++++ EXCERPTED DATA ++++

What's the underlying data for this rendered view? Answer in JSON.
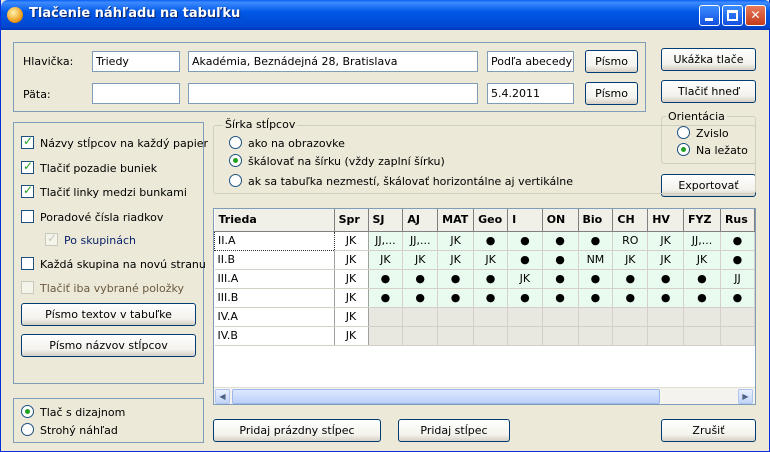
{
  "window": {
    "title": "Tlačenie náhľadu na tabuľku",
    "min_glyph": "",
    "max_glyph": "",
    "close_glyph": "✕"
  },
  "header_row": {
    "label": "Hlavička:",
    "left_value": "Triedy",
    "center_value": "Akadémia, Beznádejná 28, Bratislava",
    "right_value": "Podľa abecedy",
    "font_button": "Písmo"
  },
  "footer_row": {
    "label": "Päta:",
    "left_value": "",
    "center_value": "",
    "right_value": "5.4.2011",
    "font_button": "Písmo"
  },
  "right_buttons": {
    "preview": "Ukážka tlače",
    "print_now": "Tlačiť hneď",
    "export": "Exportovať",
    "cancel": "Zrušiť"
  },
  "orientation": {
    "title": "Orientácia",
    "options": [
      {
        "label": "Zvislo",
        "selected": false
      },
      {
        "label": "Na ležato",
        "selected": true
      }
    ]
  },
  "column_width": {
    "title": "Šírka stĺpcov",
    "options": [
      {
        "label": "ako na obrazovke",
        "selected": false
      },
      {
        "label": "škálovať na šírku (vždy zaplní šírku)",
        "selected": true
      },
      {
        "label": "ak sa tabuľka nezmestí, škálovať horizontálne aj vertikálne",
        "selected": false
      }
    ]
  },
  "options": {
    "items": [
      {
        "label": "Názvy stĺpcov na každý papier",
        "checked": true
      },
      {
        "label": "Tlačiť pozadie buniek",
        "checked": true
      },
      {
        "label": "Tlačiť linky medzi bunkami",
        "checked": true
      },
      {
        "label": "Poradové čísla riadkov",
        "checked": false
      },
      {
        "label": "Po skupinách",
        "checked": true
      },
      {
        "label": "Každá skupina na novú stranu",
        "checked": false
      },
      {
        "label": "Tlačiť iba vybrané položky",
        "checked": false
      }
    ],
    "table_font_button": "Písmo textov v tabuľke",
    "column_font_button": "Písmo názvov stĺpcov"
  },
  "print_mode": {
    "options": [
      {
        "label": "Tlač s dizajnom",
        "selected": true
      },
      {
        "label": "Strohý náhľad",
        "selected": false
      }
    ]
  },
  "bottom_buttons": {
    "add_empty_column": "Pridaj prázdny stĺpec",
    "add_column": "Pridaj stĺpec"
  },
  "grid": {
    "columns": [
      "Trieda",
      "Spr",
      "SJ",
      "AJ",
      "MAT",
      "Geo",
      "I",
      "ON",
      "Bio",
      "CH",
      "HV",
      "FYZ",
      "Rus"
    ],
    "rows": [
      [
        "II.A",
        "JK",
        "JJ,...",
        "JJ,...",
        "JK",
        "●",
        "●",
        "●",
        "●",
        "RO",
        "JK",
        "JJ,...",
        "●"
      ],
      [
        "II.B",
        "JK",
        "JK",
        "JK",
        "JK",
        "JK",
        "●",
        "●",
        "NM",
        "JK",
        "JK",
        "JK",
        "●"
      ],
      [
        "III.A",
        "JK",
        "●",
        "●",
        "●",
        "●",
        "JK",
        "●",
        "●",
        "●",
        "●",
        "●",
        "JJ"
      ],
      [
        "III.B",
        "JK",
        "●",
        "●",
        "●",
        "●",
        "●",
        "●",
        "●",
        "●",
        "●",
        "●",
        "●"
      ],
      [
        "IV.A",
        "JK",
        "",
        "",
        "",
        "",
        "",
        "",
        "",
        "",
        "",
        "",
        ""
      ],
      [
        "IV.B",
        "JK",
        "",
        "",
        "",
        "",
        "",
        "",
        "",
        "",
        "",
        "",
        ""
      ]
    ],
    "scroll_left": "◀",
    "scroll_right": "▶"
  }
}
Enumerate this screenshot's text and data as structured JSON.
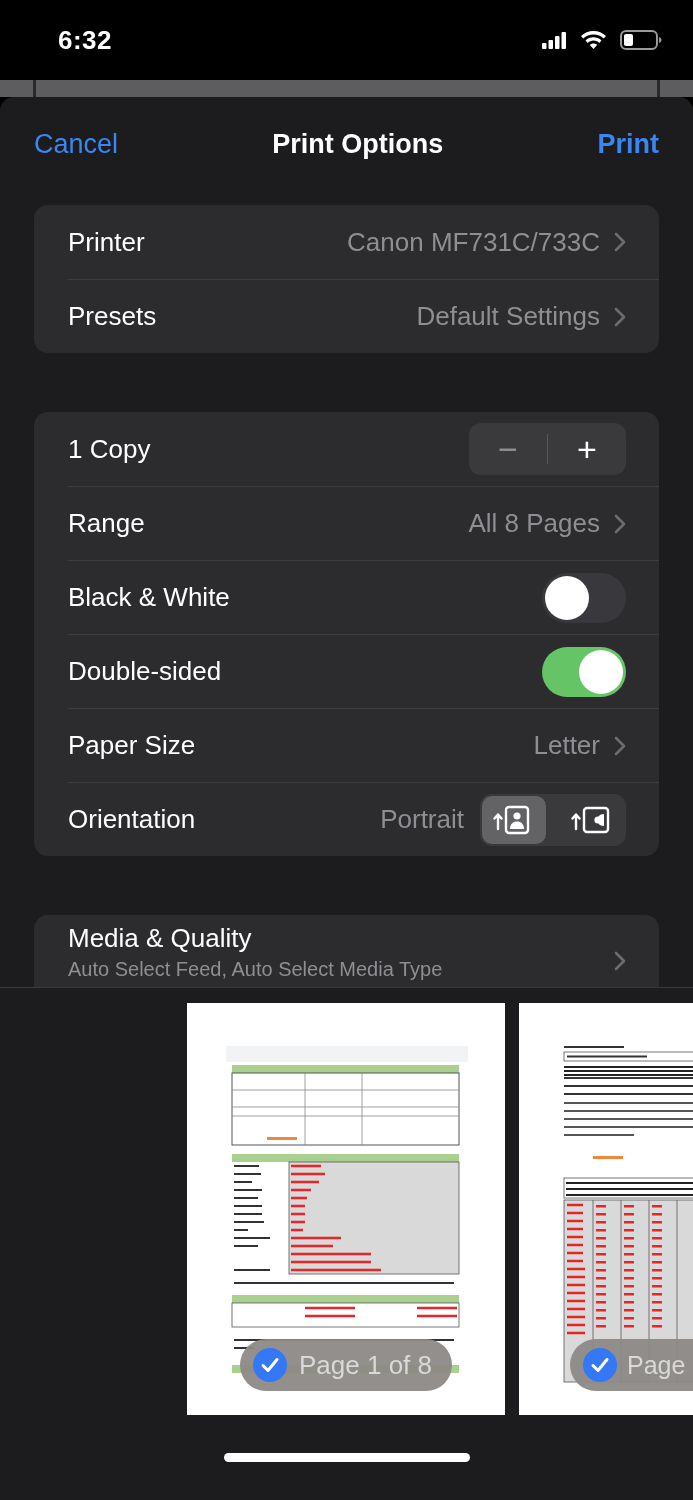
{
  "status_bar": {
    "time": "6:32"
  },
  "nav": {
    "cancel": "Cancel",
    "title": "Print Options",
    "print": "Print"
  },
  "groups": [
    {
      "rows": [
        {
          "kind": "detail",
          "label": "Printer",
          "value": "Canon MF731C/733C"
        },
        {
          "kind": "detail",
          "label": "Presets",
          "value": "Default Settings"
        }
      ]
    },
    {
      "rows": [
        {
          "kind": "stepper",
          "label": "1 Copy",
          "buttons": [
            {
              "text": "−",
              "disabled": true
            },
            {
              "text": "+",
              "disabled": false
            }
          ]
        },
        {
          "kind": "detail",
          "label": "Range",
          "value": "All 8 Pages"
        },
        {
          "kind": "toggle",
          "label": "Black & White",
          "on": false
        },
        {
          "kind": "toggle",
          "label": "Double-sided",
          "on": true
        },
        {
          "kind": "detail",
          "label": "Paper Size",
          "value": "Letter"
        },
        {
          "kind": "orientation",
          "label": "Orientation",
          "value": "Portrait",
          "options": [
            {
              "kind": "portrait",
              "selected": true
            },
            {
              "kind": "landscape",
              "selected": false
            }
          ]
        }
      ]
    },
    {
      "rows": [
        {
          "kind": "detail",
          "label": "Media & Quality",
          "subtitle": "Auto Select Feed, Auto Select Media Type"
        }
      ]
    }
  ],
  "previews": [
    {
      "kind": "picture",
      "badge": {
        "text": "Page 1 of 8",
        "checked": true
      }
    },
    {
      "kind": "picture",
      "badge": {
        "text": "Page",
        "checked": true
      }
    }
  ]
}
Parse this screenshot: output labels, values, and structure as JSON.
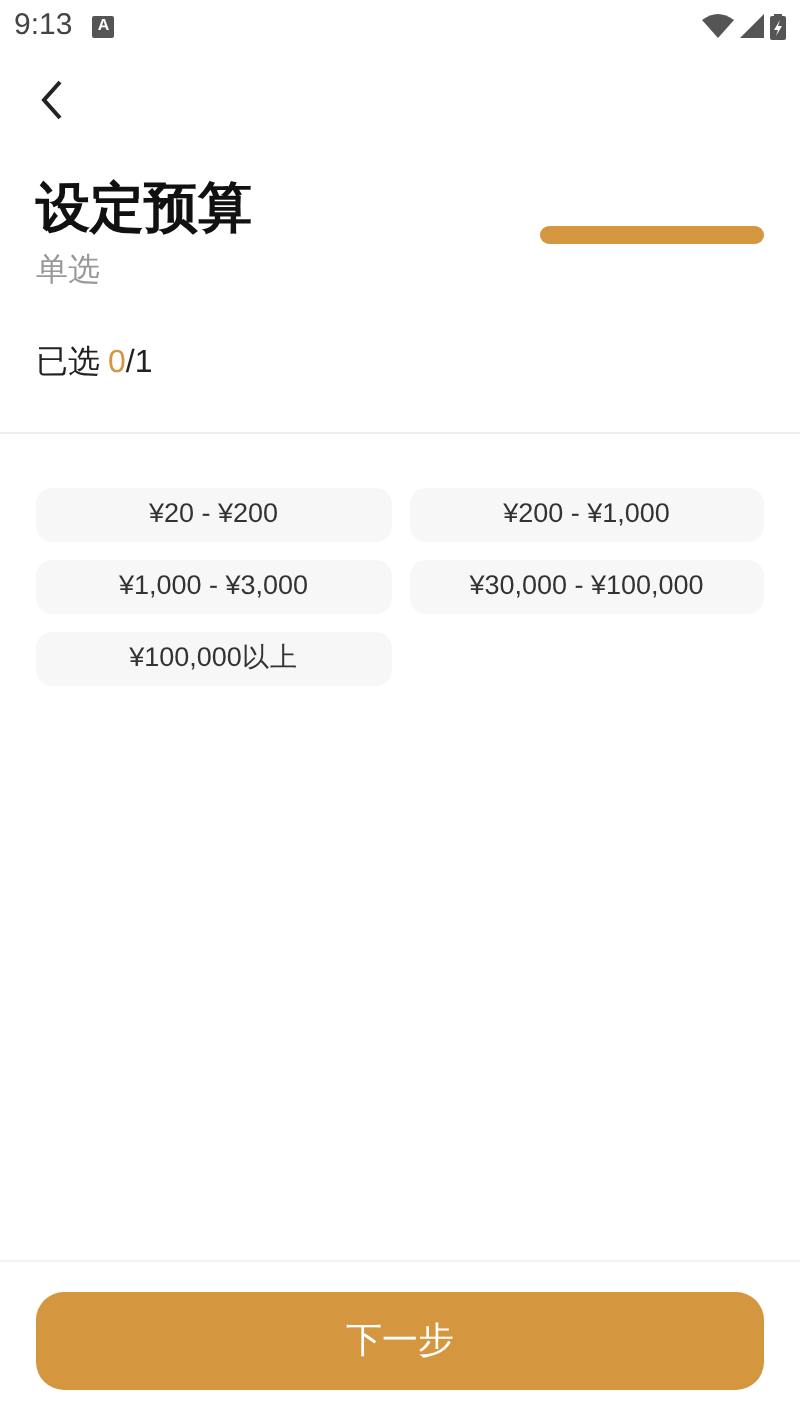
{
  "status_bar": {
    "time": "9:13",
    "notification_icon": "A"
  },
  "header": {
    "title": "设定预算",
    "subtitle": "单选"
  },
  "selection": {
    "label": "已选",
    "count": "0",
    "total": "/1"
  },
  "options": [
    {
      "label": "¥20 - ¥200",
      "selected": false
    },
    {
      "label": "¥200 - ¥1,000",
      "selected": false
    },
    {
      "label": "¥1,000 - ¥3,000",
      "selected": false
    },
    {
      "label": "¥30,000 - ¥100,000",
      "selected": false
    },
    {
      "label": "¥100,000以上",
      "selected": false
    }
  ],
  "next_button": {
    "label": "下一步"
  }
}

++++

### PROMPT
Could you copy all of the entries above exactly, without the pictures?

### TASK OUTPUT
What's the underlying data for this rendered view? Answer in JSON.
{
  "window": {
    "title": "Tlačenie náhľadu na tabuľku",
    "min_glyph": "",
    "max_glyph": "",
    "close_glyph": "✕"
  },
  "header_row": {
    "label": "Hlavička:",
    "left_value": "Triedy",
    "center_value": "Akadémia, Beznádejná 28, Bratislava",
    "right_value": "Podľa abecedy",
    "font_button": "Písmo"
  },
  "footer_row": {
    "label": "Päta:",
    "left_value": "",
    "center_value": "",
    "right_value": "5.4.2011",
    "font_button": "Písmo"
  },
  "right_buttons": {
    "preview": "Ukážka tlače",
    "print_now": "Tlačiť hneď",
    "export": "Exportovať",
    "cancel": "Zrušiť"
  },
  "orientation": {
    "title": "Orientácia",
    "options": [
      {
        "label": "Zvislo",
        "selected": false
      },
      {
        "label": "Na ležato",
        "selected": true
      }
    ]
  },
  "column_width": {
    "title": "Šírka stĺpcov",
    "options": [
      {
        "label": "ako na obrazovke",
        "selected": false
      },
      {
        "label": "škálovať na šírku (vždy zaplní šírku)",
        "selected": true
      },
      {
        "label": "ak sa tabuľka nezmestí, škálovať horizontálne aj vertikálne",
        "selected": false
      }
    ]
  },
  "options": {
    "items": [
      {
        "label": "Názvy stĺpcov na každý papier",
        "checked": true
      },
      {
        "label": "Tlačiť pozadie buniek",
        "checked": true
      },
      {
        "label": "Tlačiť linky medzi bunkami",
        "checked": true
      },
      {
        "label": "Poradové čísla riadkov",
        "checked": false
      },
      {
        "label": "Po skupinách",
        "checked": true
      },
      {
        "label": "Každá skupina na novú stranu",
        "checked": false
      },
      {
        "label": "Tlačiť iba vybrané položky",
        "checked": false
      }
    ],
    "table_font_button": "Písmo textov v tabuľke",
    "column_font_button": "Písmo názvov stĺpcov"
  },
  "print_mode": {
    "options": [
      {
        "label": "Tlač s dizajnom",
        "selected": true
      },
      {
        "label": "Strohý náhľad",
        "selected": false
      }
    ]
  },
  "bottom_buttons": {
    "add_empty_column": "Pridaj prázdny stĺpec",
    "add_column": "Pridaj stĺpec"
  },
  "grid": {
    "columns": [
      "Trieda",
      "Spr",
      "SJ",
      "AJ",
      "MAT",
      "Geo",
      "I",
      "ON",
      "Bio",
      "CH",
      "HV",
      "FYZ",
      "Rus"
    ],
    "rows": [
      [
        "II.A",
        "JK",
        "JJ,...",
        "JJ,...",
        "JK",
        "●",
        "●",
        "●",
        "●",
        "RO",
        "JK",
        "JJ,...",
        "●"
      ],
      [
        "II.B",
        "JK",
        "JK",
        "JK",
        "JK",
        "JK",
        "●",
        "●",
        "NM",
        "JK",
        "JK",
        "JK",
        "●"
      ],
      [
        "III.A",
        "JK",
        "●",
        "●",
        "●",
        "●",
        "JK",
        "●",
        "●",
        "●",
        "●",
        "●",
        "JJ"
      ],
      [
        "III.B",
        "JK",
        "●",
        "●",
        "●",
        "●",
        "●",
        "●",
        "●",
        "●",
        "●",
        "●",
        "●"
      ],
      [
        "IV.A",
        "JK",
        "",
        "",
        "",
        "",
        "",
        "",
        "",
        "",
        "",
        "",
        ""
      ],
      [
        "IV.B",
        "JK",
        "",
        "",
        "",
        "",
        "",
        "",
        "",
        "",
        "",
        "",
        ""
      ]
    ],
    "scroll_left": "◀",
    "scroll_right": "▶"
  }
}
Enumerate this screenshot's text and data as structured JSON.
{
  "status_bar": {
    "time": "6:32"
  },
  "nav": {
    "cancel": "Cancel",
    "title": "Print Options",
    "print": "Print"
  },
  "groups": [
    {
      "rows": [
        {
          "kind": "detail",
          "label": "Printer",
          "value": "Canon MF731C/733C"
        },
        {
          "kind": "detail",
          "label": "Presets",
          "value": "Default Settings"
        }
      ]
    },
    {
      "rows": [
        {
          "kind": "stepper",
          "label": "1 Copy",
          "buttons": [
            {
              "text": "−",
              "disabled": true
            },
            {
              "text": "+",
              "disabled": false
            }
          ]
        },
        {
          "kind": "detail",
          "label": "Range",
          "value": "All 8 Pages"
        },
        {
          "kind": "toggle",
          "label": "Black & White",
          "on": false
        },
        {
          "kind": "toggle",
          "label": "Double-sided",
          "on": true
        },
        {
          "kind": "detail",
          "label": "Paper Size",
          "value": "Letter"
        },
        {
          "kind": "orientation",
          "label": "Orientation",
          "value": "Portrait",
          "options": [
            {
              "kind": "portrait",
              "selected": true
            },
            {
              "kind": "landscape",
              "selected": false
            }
          ]
        }
      ]
    },
    {
      "rows": [
        {
          "kind": "detail",
          "label": "Media & Quality",
          "subtitle": "Auto Select Feed, Auto Select Media Type"
        }
      ]
    }
  ],
  "previews": [
    {
      "kind": "picture",
      "badge": {
        "text": "Page 1 of 8",
        "checked": true
      }
    },
    {
      "kind": "picture",
      "badge": {
        "text": "Page",
        "checked": true
      }
    }
  ]
}
Parse this screenshot: output labels, values, and structure as JSON.
{
  "status_bar": {
    "time": "9:13",
    "notification_icon": "A"
  },
  "header": {
    "title": "设定预算",
    "subtitle": "单选"
  },
  "selection": {
    "label": "已选",
    "count": "0",
    "total": "/1"
  },
  "options": [
    {
      "label": "¥20 - ¥200",
      "selected": false
    },
    {
      "label": "¥200 - ¥1,000",
      "selected": false
    },
    {
      "label": "¥1,000 - ¥3,000",
      "selected": false
    },
    {
      "label": "¥30,000 - ¥100,000",
      "selected": false
    },
    {
      "label": "¥100,000以上",
      "selected": false
    }
  ],
  "next_button": {
    "label": "下一步"
  }
}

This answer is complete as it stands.